I spoke to one developer who asked me why I'd even want to manage so many images and another who had never seen anyone with a library that large, so he couldn't test it to figure out how to make it reliable. It's just that sort of product category.
Finally, though, I found a working solution: a CD cataloging program.
No, seriously, this is where the story gets good.
There is a class of PC and Mac software that is amazing. These are products developers started working on decades ago, and have kept updating, tuning, and sculpting for years.
The above-mentioned Directory Opus is one. Development on it started in 1990 for the Amiga, and the developers have continued working on it ever since. BBEdit (which stands for Bare Bones Edit and is one of the most complete editors anywhere) is another. It was started in 1991 and continues to be updated to this day. SnagIt, the image capture program is yet another example. It's a screen capture program that has had continual updates since 1990.
These are products that are cared for, curated, loved. In my search for a media asset management tool, there is another.
Norbert M. Doerner from Langenhahn, Germany released a Mac product called CDFinder in 1995. As you might imagine from its name, CDFinder was a CD cataloging program. It scanned online and offline media, looking for CD information (music, mostly) and stored it in a central catalog.
20 years later, Norbert is still working on his code, although now it's called NeoFinder (it still uses the cdfinder.de domain name) and handles all sorts of media. When I say "all sorts of media," I mean it. I can't go into all the formats this thing handles, but it goes way beyond my needs to a wide variety of music formats, video formats, movie formats, document formats, and more.
Expecting very little given my prior experience, I set about importing my files into NeoFinder. Some time later (without crashing) it had them all imported into its databases. A search (NeoFinder is also integrated with the Mac's Spotlight) takes seconds.
Files drag-and-drop between applications (in fact, here's a demonstration where I drag images out of NeoFinder on OS X into PowerPoint on Windows).
NeoFinder also supports network sharing, has an iOS version, and there's even a Windows clone that will import his catalog files (and clearly the two developers talk, because the Windows version is promoted on the NeoFinder site).
Oh, as for file limits: 4,000,000,000 catalogs. That's not files. That's the number of catalogs of files NeoFinder can handle. I think we're good for a while, don't you?

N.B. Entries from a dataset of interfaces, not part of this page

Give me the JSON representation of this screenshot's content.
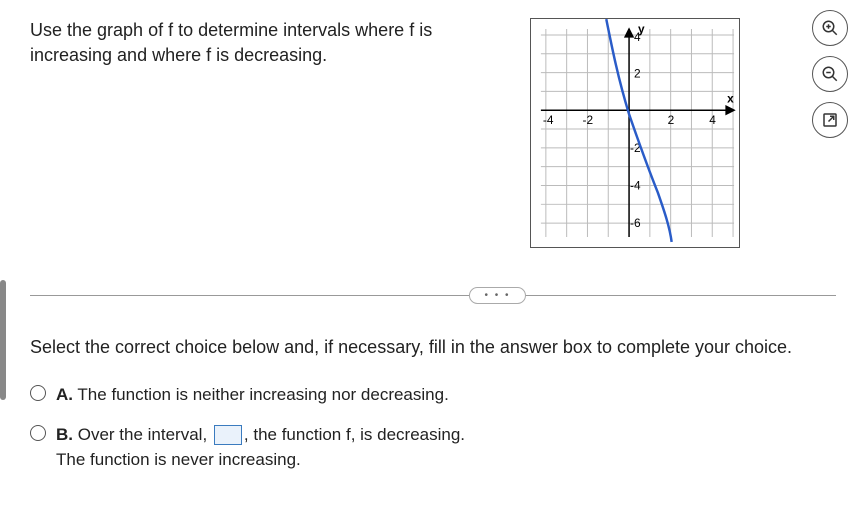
{
  "question": "Use the graph of f to determine intervals where f is increasing and where f is decreasing.",
  "instruction": "Select the correct choice below and, if necessary, fill in the answer box to complete your choice.",
  "divider_dots": "• • •",
  "graph": {
    "x_label": "x",
    "y_label": "y",
    "x_ticks": [
      -4,
      -2,
      2,
      4
    ],
    "y_ticks": [
      4,
      2,
      -2,
      -4,
      -6
    ]
  },
  "toolbar": {
    "zoom_in": "zoom-in",
    "zoom_out": "zoom-out",
    "popout": "popout"
  },
  "choices": {
    "a": {
      "letter": "A.",
      "text": "The function is neither increasing nor decreasing."
    },
    "b": {
      "letter": "B.",
      "text_before": "Over the interval, ",
      "text_after": ", the function f, is decreasing.",
      "line2": "The function is never increasing."
    }
  },
  "chart_data": {
    "type": "line",
    "title": "",
    "xlabel": "x",
    "ylabel": "y",
    "xlim": [
      -5,
      5
    ],
    "ylim": [
      -7,
      5
    ],
    "x_ticks": [
      -4,
      -2,
      0,
      2,
      4
    ],
    "y_ticks": [
      -6,
      -4,
      -2,
      0,
      2,
      4
    ],
    "series": [
      {
        "name": "f",
        "x": [
          -1.2,
          -1.0,
          -0.8,
          -0.5,
          0.0,
          0.3,
          0.5,
          0.8,
          1.0,
          1.3,
          1.6,
          1.8,
          2.0,
          2.1,
          2.2
        ],
        "values": [
          5.0,
          4.0,
          2.5,
          1.0,
          -0.2,
          -0.8,
          -1.2,
          -2.0,
          -3.0,
          -4.1,
          -5.2,
          -6.0,
          -6.6,
          -6.9,
          -7.0
        ]
      }
    ]
  }
}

There's probably one more thing you want to know, don't you? How much is this thing? Forty bucks. Yep. Forty bucks. I've been using NeoFinder since I bought it late last year and it's had a few substantial updates since then, has never crashed, has reasonable support direct from Norbert, and it cost all of forty bucks.
The Web site looks like something from 2008, but the product beats every other media manager I've looked at when it comes to the basics: storing, previewing, thumbnailing, and retrieving files of all the needed formats. No, it doesn't have facial recognition and a library of Instagram-like effects. That's not what I needed. I needed something that actually worked, and NeoFinder knocks it out of the park for under fifty bucks.
Disclosure: BBEdit and NeoFinder were purchased by the author. Review copies of Directory Opus and SnagIt were provided some years ago.